Mounting EVS vibrator to the inductor casing - Vibrator brackets/clamps that can be bolted or welded to the inductor case are used. Bolt-on brackets are preferred because they are removable and can be mounted to multiple locations. The mounting locations depend upon inductor size, inductor geometry, channel form composition, and refractory density. Other factors, such as water jacket locations and other obstacles, will limit mounting locations.

The EVS vibrator may also be attached to a metal melt-in channel form. This has been done for larger installations to ensure refractory compaction between the channel form and bushing(s).

Vibration sequence

1. Attach the vibrator to the mounting bracket.
2. Operate the vibrator in de-air mode (forward rotation) at 60 Hz (3,600 rpm) for five minutes.
3. Continuously add material during vibration as the refractory settles.
4. Operate in reverse direction at minimum 75 Hz (4,600 rpm) and maximum 108 Hz (6,500 rpm) for five minutes for the compaction sequence. Refractory may be added during the compaction sequence, too.
5. If required, move the vibrator to next mounting location, and repeat steps 2 through and 4.

Prior to beginning the vibration process, the dry vibratable refractory is added in one continuous layer to fill the inductor volume. A temporary baffle may be used to over fill the inductor.

During vibration, the dry vibratable refractory is de-aired first, and then compacted. The de-air function is obtained when operating the vibrator in the high-weight setting at lower frequency. After the de-airing cycle is complete, the compaction cycle begins by operating the vibrator in the reverse direction, which is a lower weight setting and higher frequency. This task can be done by automatic program or by manual operation.

The photo series on page 30 illustrates the de-air sequence; compare the photo of the de-airing process with the refractory illustrated "before vibration". During the two-stage vibration sequence, the vibration frequency may also be monitored during each vibration stage through the output of the control panel display, or through the use of the Vibra-Tak vibration tachometer. Readings should be at least 3,000 VPM (50 Hz) in the forward direction and 4,600 VPM (75 Hz) in the reverse direction.

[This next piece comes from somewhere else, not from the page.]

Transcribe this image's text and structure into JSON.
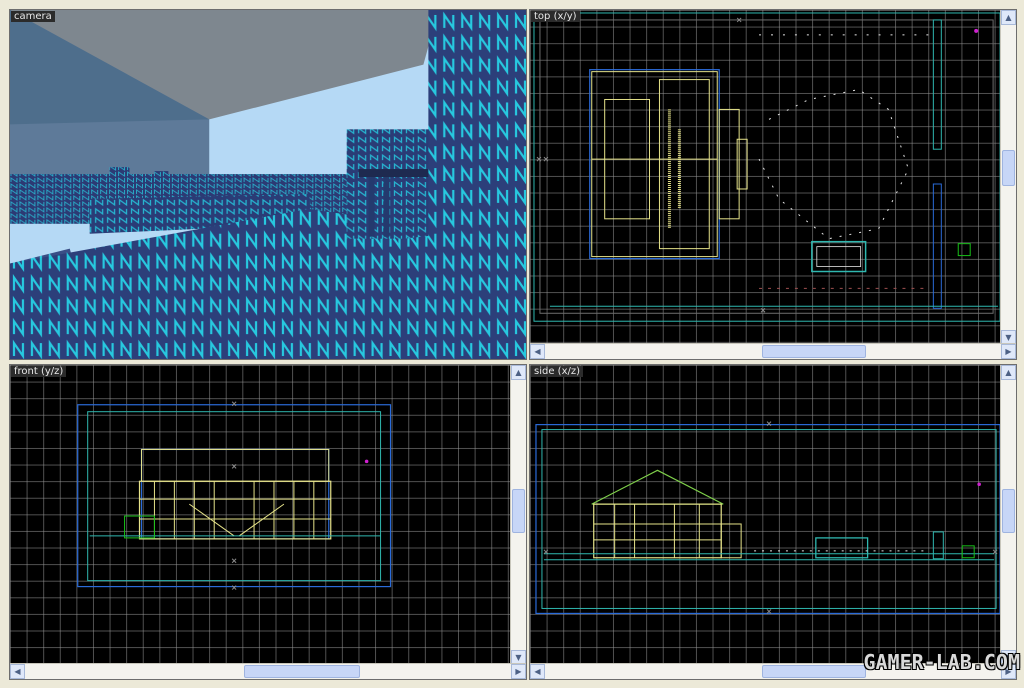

After vibration, the vibrators are removed from the inductor casing along with the temporary inductor alignment rig/metal baffles. The excess dry vibratable refractory is removed and the level of the refractory should match the inductor casing flange, or be below the inductor casing flange in preparation for the wet capping material. Now, the inductor refractory face is ready for surface treatment and attachment to the furnace uppercase.

Inductor applications

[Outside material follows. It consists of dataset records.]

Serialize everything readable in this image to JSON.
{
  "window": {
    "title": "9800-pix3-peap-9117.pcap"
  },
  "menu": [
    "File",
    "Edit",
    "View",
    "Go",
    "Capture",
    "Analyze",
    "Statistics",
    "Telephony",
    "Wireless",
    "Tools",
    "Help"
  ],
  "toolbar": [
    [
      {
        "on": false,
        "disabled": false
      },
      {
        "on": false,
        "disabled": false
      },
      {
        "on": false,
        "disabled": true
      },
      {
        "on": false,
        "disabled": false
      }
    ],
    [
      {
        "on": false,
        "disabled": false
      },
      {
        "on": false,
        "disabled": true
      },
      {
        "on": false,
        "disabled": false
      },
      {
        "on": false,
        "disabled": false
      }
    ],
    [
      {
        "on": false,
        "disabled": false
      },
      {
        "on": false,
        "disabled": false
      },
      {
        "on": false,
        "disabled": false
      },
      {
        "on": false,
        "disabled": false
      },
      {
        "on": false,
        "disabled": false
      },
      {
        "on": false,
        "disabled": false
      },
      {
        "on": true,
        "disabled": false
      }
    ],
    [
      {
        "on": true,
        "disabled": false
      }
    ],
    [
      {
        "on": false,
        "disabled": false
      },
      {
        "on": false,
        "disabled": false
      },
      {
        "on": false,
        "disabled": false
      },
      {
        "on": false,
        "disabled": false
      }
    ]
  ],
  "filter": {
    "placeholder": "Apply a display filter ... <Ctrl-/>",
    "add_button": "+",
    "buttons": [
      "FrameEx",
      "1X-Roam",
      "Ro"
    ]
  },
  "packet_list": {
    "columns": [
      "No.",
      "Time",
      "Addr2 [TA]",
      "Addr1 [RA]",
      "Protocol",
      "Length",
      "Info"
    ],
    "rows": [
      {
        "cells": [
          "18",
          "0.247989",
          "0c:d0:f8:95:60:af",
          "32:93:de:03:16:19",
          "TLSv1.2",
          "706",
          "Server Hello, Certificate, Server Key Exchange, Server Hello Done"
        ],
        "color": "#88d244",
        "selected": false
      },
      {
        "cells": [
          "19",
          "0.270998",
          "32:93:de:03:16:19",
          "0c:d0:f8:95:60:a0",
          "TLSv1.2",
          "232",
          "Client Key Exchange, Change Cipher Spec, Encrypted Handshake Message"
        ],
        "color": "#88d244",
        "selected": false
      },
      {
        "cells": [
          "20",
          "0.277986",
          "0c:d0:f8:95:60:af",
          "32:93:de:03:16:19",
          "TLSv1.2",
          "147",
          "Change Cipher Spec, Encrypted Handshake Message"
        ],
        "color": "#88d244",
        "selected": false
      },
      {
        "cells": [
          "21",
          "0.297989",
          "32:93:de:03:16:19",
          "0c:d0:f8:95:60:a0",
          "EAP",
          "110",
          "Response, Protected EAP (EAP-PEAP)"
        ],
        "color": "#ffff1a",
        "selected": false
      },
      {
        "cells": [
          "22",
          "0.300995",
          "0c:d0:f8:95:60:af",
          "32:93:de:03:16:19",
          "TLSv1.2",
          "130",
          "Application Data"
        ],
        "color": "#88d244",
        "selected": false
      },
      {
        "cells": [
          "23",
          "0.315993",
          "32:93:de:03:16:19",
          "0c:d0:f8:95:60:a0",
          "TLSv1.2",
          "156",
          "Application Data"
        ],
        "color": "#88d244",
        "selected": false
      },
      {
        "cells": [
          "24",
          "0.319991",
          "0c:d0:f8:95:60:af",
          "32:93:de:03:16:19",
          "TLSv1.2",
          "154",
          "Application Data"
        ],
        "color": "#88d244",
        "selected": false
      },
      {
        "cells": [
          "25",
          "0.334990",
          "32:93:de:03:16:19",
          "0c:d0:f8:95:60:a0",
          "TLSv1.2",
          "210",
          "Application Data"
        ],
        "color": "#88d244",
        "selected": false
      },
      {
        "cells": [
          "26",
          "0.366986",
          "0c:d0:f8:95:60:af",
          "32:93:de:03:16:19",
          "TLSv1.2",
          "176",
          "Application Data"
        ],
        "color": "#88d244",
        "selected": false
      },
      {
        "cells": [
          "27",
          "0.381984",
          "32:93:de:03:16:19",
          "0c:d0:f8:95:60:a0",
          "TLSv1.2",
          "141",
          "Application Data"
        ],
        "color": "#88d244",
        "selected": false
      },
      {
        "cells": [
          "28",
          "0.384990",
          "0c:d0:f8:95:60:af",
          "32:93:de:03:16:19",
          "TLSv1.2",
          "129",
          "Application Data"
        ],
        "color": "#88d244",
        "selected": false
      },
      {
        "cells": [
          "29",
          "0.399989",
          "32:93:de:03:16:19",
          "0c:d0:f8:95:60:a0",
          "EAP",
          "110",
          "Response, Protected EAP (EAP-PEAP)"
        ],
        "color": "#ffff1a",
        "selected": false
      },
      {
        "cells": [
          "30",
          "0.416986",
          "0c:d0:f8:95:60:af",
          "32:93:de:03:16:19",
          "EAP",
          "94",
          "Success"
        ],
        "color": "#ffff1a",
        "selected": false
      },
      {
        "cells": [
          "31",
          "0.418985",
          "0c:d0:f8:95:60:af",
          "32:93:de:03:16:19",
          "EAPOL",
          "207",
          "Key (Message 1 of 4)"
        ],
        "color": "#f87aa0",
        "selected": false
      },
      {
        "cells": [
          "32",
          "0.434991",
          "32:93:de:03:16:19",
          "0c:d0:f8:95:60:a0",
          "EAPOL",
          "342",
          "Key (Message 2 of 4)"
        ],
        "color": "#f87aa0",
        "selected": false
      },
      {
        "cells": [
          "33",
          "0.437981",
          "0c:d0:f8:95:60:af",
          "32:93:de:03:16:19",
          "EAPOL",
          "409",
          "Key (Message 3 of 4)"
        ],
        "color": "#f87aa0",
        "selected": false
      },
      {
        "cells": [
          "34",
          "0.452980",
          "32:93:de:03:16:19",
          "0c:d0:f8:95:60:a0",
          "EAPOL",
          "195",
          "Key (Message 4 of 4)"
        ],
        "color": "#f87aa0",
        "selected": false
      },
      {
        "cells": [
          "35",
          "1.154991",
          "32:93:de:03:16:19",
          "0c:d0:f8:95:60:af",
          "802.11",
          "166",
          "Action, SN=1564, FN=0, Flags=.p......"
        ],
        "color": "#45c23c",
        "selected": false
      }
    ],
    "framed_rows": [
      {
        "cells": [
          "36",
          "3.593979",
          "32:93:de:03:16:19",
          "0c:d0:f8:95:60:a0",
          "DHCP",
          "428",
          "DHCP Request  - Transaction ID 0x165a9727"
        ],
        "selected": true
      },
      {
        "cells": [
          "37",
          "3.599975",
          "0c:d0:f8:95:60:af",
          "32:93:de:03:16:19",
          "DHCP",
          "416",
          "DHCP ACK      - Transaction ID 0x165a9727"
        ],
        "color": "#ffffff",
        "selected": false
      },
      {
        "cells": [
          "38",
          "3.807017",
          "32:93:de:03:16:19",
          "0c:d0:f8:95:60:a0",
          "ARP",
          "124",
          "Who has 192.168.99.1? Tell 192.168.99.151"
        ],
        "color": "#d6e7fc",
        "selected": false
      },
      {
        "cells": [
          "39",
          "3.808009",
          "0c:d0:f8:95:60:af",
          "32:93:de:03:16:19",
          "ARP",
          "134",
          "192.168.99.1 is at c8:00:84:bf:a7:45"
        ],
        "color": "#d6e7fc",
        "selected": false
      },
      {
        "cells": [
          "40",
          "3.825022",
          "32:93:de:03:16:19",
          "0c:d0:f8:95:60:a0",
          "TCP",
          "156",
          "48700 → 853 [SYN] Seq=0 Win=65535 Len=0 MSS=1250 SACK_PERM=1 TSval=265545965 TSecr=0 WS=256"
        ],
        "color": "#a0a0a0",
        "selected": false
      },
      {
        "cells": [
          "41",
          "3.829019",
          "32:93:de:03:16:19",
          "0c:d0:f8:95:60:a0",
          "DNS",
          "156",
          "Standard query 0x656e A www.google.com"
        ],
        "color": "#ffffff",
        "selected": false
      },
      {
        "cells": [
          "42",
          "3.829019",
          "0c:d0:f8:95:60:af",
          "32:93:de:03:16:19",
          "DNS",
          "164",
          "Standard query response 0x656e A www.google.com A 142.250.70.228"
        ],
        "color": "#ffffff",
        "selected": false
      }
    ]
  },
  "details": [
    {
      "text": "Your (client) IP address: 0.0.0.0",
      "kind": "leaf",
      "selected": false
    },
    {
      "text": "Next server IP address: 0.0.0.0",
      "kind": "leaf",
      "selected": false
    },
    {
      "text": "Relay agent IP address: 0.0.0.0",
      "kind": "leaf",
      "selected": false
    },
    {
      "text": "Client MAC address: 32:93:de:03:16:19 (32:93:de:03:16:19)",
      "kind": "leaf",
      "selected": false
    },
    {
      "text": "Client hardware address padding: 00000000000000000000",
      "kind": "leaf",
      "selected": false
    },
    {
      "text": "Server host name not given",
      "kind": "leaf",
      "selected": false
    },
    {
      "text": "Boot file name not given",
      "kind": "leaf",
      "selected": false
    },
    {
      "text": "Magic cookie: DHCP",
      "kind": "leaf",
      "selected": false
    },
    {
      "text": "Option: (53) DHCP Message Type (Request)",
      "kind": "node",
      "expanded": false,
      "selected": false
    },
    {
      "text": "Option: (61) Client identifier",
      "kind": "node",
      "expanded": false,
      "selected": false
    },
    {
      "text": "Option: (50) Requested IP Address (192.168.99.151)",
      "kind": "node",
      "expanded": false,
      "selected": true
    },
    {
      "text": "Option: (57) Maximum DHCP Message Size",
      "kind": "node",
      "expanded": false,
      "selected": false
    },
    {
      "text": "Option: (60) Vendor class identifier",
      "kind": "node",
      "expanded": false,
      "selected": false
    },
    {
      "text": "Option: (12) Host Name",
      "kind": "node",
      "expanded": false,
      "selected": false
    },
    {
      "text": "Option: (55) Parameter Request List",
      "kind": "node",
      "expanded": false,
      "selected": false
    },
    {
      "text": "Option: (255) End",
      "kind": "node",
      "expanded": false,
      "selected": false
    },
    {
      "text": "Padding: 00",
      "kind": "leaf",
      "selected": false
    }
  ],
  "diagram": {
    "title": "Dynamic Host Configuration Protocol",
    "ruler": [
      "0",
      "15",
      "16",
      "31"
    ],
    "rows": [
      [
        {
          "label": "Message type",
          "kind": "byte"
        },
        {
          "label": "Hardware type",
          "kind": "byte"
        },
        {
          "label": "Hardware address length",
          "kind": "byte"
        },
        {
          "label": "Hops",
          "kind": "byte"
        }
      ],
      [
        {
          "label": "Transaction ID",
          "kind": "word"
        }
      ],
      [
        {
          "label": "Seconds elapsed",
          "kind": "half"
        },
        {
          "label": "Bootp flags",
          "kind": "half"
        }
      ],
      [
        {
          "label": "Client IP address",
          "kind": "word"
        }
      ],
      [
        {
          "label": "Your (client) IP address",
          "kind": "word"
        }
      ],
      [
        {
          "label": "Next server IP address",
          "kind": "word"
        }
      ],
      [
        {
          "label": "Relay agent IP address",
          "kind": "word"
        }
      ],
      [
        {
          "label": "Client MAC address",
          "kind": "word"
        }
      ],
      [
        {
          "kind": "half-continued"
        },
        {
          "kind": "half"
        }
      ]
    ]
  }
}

The EVS has been used to install dry vibratable refractory for both ferrous and nonferrous applications. In either case, the installation procedure is essentially the same as refractories of similar densities are used for most applications. The only difference concerns silica-based refractories used in some nonferrous applications. The main difference between the refractories used in these applications are bonding agents and other compounds to improve performance.

All ferrous foundry applications, as well as most nonferrous foundry applications, use a metal melt-in channel form. This presents an additional EVS vibrator attachment site for larger inductor cases. Vibration energy is transferred to the areas between the channel form and bushing(s) when attached to the channel form assembly. Excellent results have been obtained for inductors requiring more than 3,500 kg (7,700 lb) of refractory and for inductors requiring as little as 500 kg (1,100 lb).

EVS installations for inductors with wooden channel loop forms have been successful. The primary requirement is ensuring the wooden loop form is securely attached. Wooden loop forms are used for aluminum alloy, zinc alloy and many copper alloy applications.